“I just read this really amazing book.”
“Oh yeah? Which one?”
“It’s called Nixonland. It’s about the political rise of Nixon from ‘64 through ‘72 when he got re-elected. It’s long, but so full of amazing information about him and the social and political movements of the 60s. You’ve got to read it.”
“That sounds great. Can I borrow it from you?”
“It’s… Um… An audiobook, actually.”
“…Oh …Is that really reading?”
I don’t like audiobooks. Or at least, that’s what my brain tells me I should believe. Listening to someone read a book aloud isn’t the same as reading it, right? It can’t be. It flies against everything a good reader knows. Yet I now find myself an audiobook fan, excitedly building up a digital stack of books on tape to absorb. I feel queasy about it, but I can’t deny my enjoyment.
Listening is a completely different method of consumption from reading. Obviously. But it really is. I’m sure scientific research backs me up, but I can feel different parts of my brains being activated in each case. The passivity of listening to a narrator means the information being taken in doesn’t have quite the same sticking power. It’s also out of your control. When reading, you can go at your own pace, reread sentences or pages if you lose your bearing, or even skip ahead easily if you want. When you’re listening, you’re at the whim of the narrator. I find I’ll often get distracted for a second and miss something that was said, and it’s just too much of a pain to skip back and re-listen.
That’s probably why I find I can’t do fiction very well in audio form.
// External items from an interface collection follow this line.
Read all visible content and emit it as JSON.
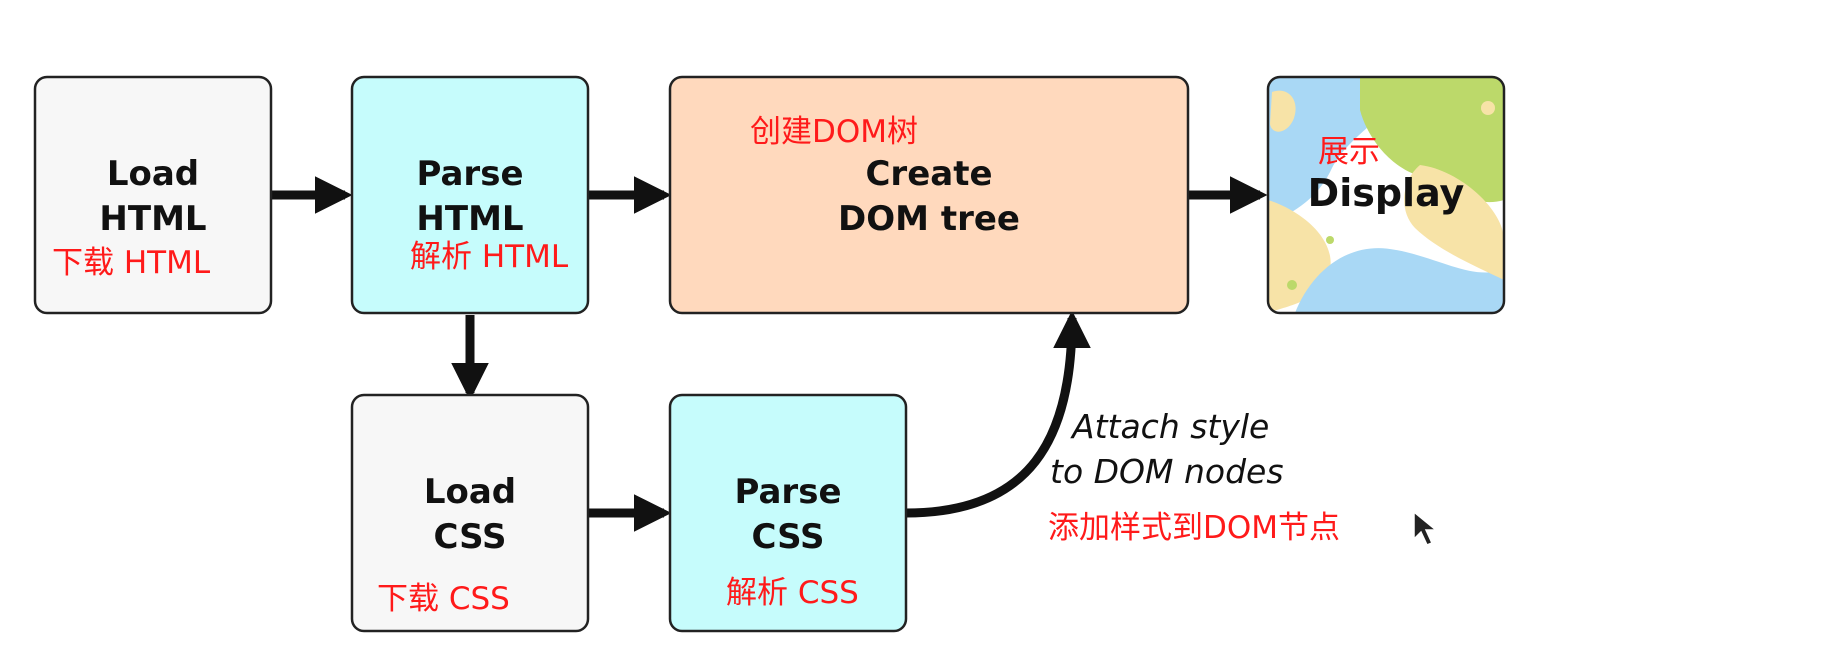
{
  "colors": {
    "box_white": "#f7f7f7",
    "box_cyan": "#c6fcfc",
    "box_peach": "#ffd9bd",
    "stroke": "#222222",
    "annotation_red": "#ff1a1a"
  },
  "nodes": {
    "load_html": {
      "line1": "Load",
      "line2": "HTML",
      "note": "下载 HTML"
    },
    "parse_html": {
      "line1": "Parse",
      "line2": "HTML",
      "note": "解析 HTML"
    },
    "create_dom": {
      "line1": "Create",
      "line2": "DOM tree",
      "note": "创建DOM树"
    },
    "display": {
      "line1": "Display",
      "note": "展示"
    },
    "load_css": {
      "line1": "Load",
      "line2": "CSS",
      "note": "下载 CSS"
    },
    "parse_css": {
      "line1": "Parse",
      "line2": "CSS",
      "note": "解析 CSS"
    }
  },
  "attach_label": {
    "line1": "Attach style",
    "line2": "to DOM nodes",
    "note": "添加样式到DOM节点"
  },
  "icons": [
    "cursor-icon",
    "display-abstract-pattern-icon"
  ]
}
I don’t want to miss anything when I’m taking in a fictional story. Non-fiction is a different game, though. That feels more like a lecture, and between school and podcasts, I’ve had enough exposure to that sort of thing. And so, the audiobooks I’ve been listening to recently are all non-fiction.
It started a few months ago when I started my big reading project: The History Decline and Fall of the Roman Empire. I thought it might help me go through the book faster if I could listen to sections in the car or on the subway. So I did what any good podcast listener will eventually do. I signed up for the Audible free trial and got the first third of that dense tome for free. Only, then I forgot to cancel my subscription. The next month I got charged and received a token for a free book. I didn’t even notice. And then another month. And a third, and finally I realized. I redeemed the three books, and then instead of canceling the subscription I decided to keep it.
Nixonland was the first of the audiobooks I listened to, and it was amazing. And long. Almost 40 hours, so totally worth it. I searched for more long books so I’d feel like I was getting bang for my buck. Over 10 hours at least.
Now I’m listening to A Spy Among Friends, about Kim Philby, one of the highest ranking British spies for 20 years, who turned out to have been a Soviet double-agent the entire time. It’s absolutely enthralling, and the narrator’s British accent is basically my favourite thing in the history of the world. After that I’ve got The Devil in the White City and The Invisible Bridge. Can’t wait to dive into those.
I’m not sure listening to audiobooks really counts as reading, but I’m getting a kick out of it either way.
And here’s where I get selfish. Got any non-fiction books you think are worth listening to, or a convincing case for a fiction audiobook? Maybe something fun, with a great narrator? Let me know! I’m making a list and I’m always on the lookout.
Corey Atad is a staff writer for Pajiba. He lives in Toronto.